- Ford and GM stocks were routed during the last two quarters of 2015, but are showing signs of recovery.
- The U.S. auto market itself has been close to peak sales of 18 million cars per month.
- Based on current sales and Ford's success in Europe, the stock could make a stable addition to your portfolio.
Both Ford Motor (NYSE:F) and General Motors (NYSE:GM) stocks were hammered during the latter half of last year as the market expected sales to drop off the cliff. However, despite being very close to peak sales of 18 million during that period, the U.S. auto market stayed resilient right through the first two quarters of 2016 - and both Ford and GM showed admirable stability in that time.

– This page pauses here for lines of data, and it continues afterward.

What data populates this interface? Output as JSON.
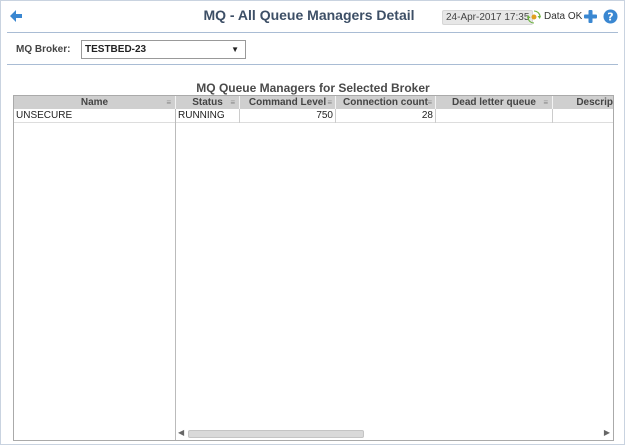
{
  "header": {
    "title": "MQ - All Queue Managers Detail",
    "timestamp": "24-Apr-2017 17:35",
    "data_status": "Data OK",
    "icons": {
      "back": "back-arrow-icon",
      "refresh": "refresh-icon",
      "add": "plus-icon",
      "help": "help-icon"
    },
    "colors": {
      "back_arrow": "#3a87d1",
      "refresh": "#4caf50",
      "plus": "#3a87d1",
      "help": "#3a87d1"
    }
  },
  "filter": {
    "broker_label": "MQ Broker:",
    "broker_value": "TESTBED-23"
  },
  "table": {
    "title": "MQ Queue Managers for Selected Broker",
    "columns": [
      "Name",
      "Status",
      "Command Level",
      "Connection count",
      "Dead letter queue",
      "Descrip"
    ],
    "rows": [
      {
        "name": "UNSECURE",
        "status": "RUNNING",
        "command_level": "750",
        "connection_count": "28",
        "dead_letter_queue": "",
        "description": ""
      }
    ]
  }
}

Though their stocks are yet to fully recover from the trouncing they received from the market, they have showed signs of leveling off. The industry itself has shown remarkable resilience despite being a seasonal one, not once breaking the lower support level of 16 million units per month, as you can see from the charts above.
For Ford, unfortunately, that has not translated into a proper pullback from their February 2016 lows. But the market itself has remained healthy, and Ford has really stepped up to the plate, with strong domestic sales for the first half of the year in comparison to their close rival General Motors.
The real threat to Ford’s sales performance is that it is almost completely dependent on U.S. sales to remain in the black. While their steady performance in that market this year has provided the breathing room for other divisions, one more unit is ramping up to reduce Ford's dependency on the U.S. market; and that’s Ford Europe.
In the process, however, they’ve had to write off billions of dollars as the company embarked on an ambitious plan to turnaround their loss-making European unit.
Despite that, Ford has made a strong statement with its profitability in Europe. Compared to the number of vehicles sold in 2014, they sold about 10% more in 2015, which was one of the factors that led to their profitability in Q1 2016. In addition, several efficient initiatives and the off-loading of redundant personnel, equipment and facilities drove that efficiency to the point of making the division profitable after a long hiatus in the red.
As you can see in the chart below (read chart from right to left), they’ve managed to bring back their market share from the 7% - 7.2% range to around 7.6% - another feather in the cap of Ford Europe.
As of 2015, North America was wholly responsible for Ford being positive on profitability. Income before taxes was at $9.3 billion from the segment, while overall income before taxes was only $8.2 billion. Those losses came largely from the fact that Europe’s fortunes only turned around towards the end of the fiscal. In Q1 2016, however, Ford Europe proudly posted a modest but hugely significant income before taxes of $434 million.
The Investment Angle
While Ford’s performance has shown ample signs of recovery and even growth, the same cannot be said of their stock. This is not a stock that’s going to have a great growth even if Ford suddenly launches the cheapest 300-mile range electric vehicle in the world, for example; but it is a steady stock with decent and growing dividends that they reinstated after the great recession.
The U.S. market is stable for Ford now, and their Europe division is starting to get back its mojo, so things look fairly positive for the company for the rest of the year and possibly into 2017. The auto industry itself is a cyclic one, and Ford is subject to those same vagaries. Your best bet would be to buy on the lows, and that’s whenever it gets closest to its most recent low of $11.17 set on February 11, 2016.